→ Data shown
——————————

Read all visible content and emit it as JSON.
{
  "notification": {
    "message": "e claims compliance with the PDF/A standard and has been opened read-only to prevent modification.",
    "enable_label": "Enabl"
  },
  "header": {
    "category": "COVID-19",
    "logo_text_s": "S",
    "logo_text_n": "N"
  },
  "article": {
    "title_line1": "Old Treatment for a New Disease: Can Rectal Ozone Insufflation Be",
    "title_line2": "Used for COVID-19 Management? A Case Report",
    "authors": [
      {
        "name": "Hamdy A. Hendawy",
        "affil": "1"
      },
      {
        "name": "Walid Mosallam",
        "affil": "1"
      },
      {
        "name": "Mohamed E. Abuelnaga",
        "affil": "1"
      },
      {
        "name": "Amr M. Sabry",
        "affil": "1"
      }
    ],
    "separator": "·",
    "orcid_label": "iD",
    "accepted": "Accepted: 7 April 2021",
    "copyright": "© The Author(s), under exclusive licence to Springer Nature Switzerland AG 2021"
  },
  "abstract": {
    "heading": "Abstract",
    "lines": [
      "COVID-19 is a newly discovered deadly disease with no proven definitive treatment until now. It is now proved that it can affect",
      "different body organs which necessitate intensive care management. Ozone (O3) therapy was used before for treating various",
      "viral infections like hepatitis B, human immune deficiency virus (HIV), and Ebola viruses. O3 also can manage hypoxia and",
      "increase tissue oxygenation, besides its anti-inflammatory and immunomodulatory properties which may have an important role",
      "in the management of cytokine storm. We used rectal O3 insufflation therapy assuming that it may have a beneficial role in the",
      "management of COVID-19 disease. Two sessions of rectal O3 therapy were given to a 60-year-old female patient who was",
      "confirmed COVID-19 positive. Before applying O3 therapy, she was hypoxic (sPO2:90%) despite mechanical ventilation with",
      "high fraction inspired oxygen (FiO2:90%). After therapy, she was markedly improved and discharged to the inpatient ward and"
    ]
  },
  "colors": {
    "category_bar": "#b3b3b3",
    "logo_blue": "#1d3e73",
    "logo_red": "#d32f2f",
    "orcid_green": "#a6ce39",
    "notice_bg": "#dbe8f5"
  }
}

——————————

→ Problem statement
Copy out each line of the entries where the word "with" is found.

→ Response box
    "message": "e claims compliance with the PDF/A standard and has been opened read-only to prevent modification.",
      "COVID-19 is a newly discovered deadly disease with no proven definitive treatment until now. It is now proved that it can affect",
      "confirmed COVID-19 positive. Before applying O3 therapy, she was hypoxic (sPO2:90%) despite mechanical ventilation with",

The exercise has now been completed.